Type of MaterialCopying LimitAdditional Comments
Extracts from a literary or dramatic work.

e.g. book, play, novel, anthology, journal, newspaper
Journals/newspapers – One article per issue, or more than one if the articles relate to the same subject.

Books – 10% of the words or one chapter (whichever is greater).
Single copy only, for your own individual use.

May only make multiple copies if your purpose is 'criticism or review'.

e.g. if you make a tutorial presentation commenting on the work and need to provide students in the tutorial with an extract copy.
Artistic work.

e.g. painting, sculpture, cartoon, photograph, diagram
May copy in its entirety.Limit to a single copy unless multiple copies required for 'criticism or review'.
Audio-visual.

e.g. sound recordings, film, video
Little guidance, but amount is quantitative and qualitative.Seek advice if you want to copy more than a small amount.
Licensed content.Depends on the terms and conditions in the licence agreement.Licensed content available through the Library generally permits limited copying for non-commercial, personal use.
Website content.Check terms and conditions on website.Website content generally permits limited copying for non-commercial, personal use.

Software and ICT

Curtin has agreements with various software providers which cover the use of software by particular groups, or for specific purposes.

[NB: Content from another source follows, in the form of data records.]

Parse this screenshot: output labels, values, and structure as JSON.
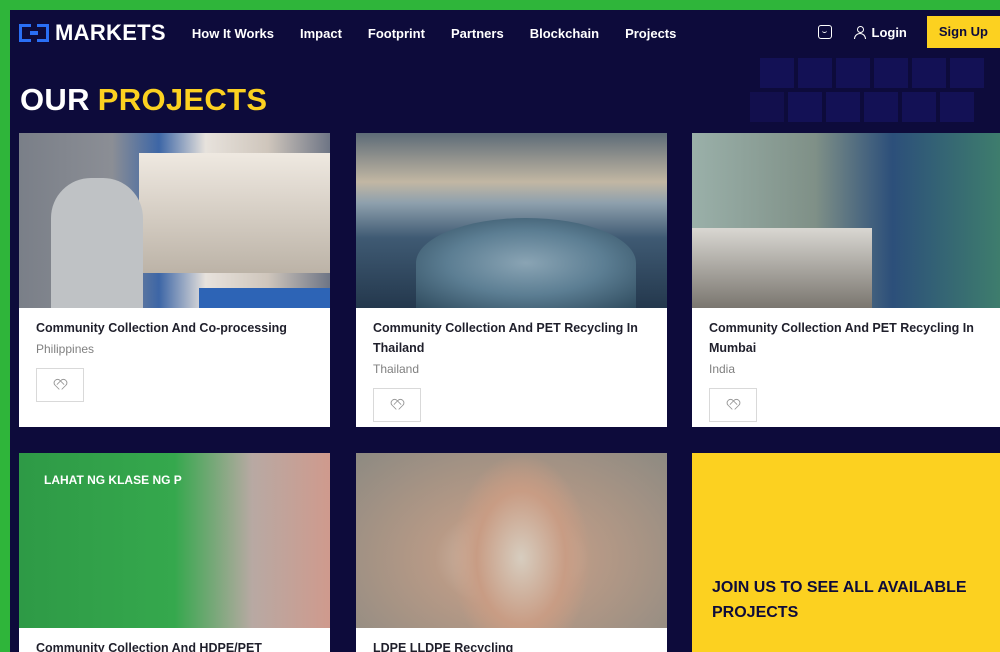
{
  "header": {
    "logo_text": "MARKETS",
    "nav": [
      "How It Works",
      "Impact",
      "Footprint",
      "Partners",
      "Blockchain",
      "Projects"
    ],
    "login_label": "Login",
    "signup_label": "Sign Up"
  },
  "page": {
    "title_part1": "OUR",
    "title_part2": "PROJECTS"
  },
  "projects": [
    {
      "name": "Community Collection And Co-processing",
      "location": "Philippines",
      "image_text": ""
    },
    {
      "name": "Community Collection And PET Recycling In Thailand",
      "location": "Thailand",
      "image_text": ""
    },
    {
      "name": "Community Collection And PET Recycling In Mumbai",
      "location": "India",
      "image_text": ""
    },
    {
      "name": "Community Collection And HDPE/PET",
      "location": "",
      "image_text": "LAHAT NG KLASE NG P"
    },
    {
      "name": "LDPE LLDPE Recycling",
      "location": "",
      "image_text": ""
    }
  ],
  "cta": {
    "text": "JOIN US TO SEE ALL AVAILABLE PROJECTS"
  },
  "colors": {
    "background": "#0d0b3b",
    "accent": "#fcd120",
    "logo_blue": "#2a6ff5",
    "frame": "#2fb53a"
  },
  "icons": [
    "cart-icon",
    "user-icon",
    "heart-icon"
  ]
}
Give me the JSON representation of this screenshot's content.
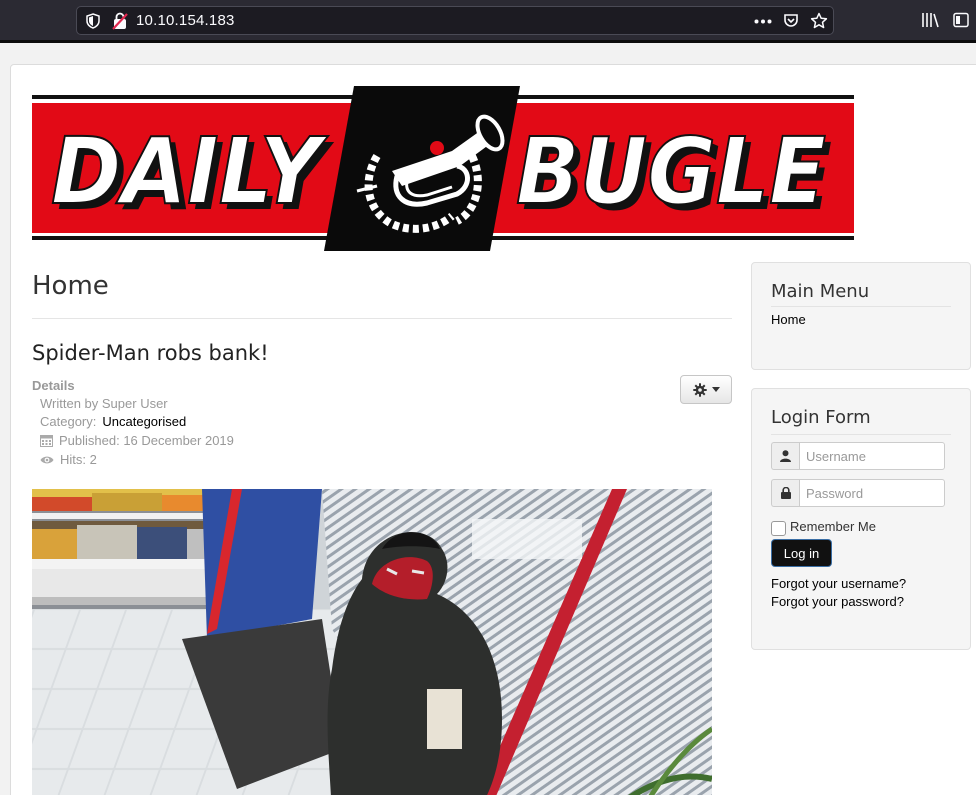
{
  "browser": {
    "url": "10.10.154.183",
    "icons": [
      "shield-icon",
      "insecure-lock-icon",
      "more-icon",
      "pocket-icon",
      "bookmark-star-icon",
      "library-icon",
      "sidebar-icon"
    ]
  },
  "site": {
    "logo_text_left": "DAILY",
    "logo_text_right": "BUGLE",
    "logo_red": "#e20a16"
  },
  "page": {
    "title": "Home"
  },
  "article": {
    "title": "Spider-Man robs bank!",
    "details_label": "Details",
    "written_by": "Written by Super User",
    "category_label": "Category:",
    "category": "Uncategorised",
    "published": "Published: 16 December 2019",
    "hits": "Hits: 2"
  },
  "sidebar": {
    "main_menu": {
      "title": "Main Menu",
      "items": [
        "Home"
      ]
    },
    "login": {
      "title": "Login Form",
      "username_placeholder": "Username",
      "password_placeholder": "Password",
      "remember_label": "Remember Me",
      "login_button": "Log in",
      "forgot_username": "Forgot your username?",
      "forgot_password": "Forgot your password?"
    }
  }
}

Any use of software outside of the terms of these agreements is prohibited.

Any copying of software manuals must meet terms of software agreements, and/or fair dealing copying limits (manuals are considered a ‘literary work’).

Material which does not support the educational purposes of the University must not be downloaded, copied, or communicated using Curtin equipment, facilities, or networks. For additional information on appropriate uses of technology refer to the ICT Appropriate Use Procedures.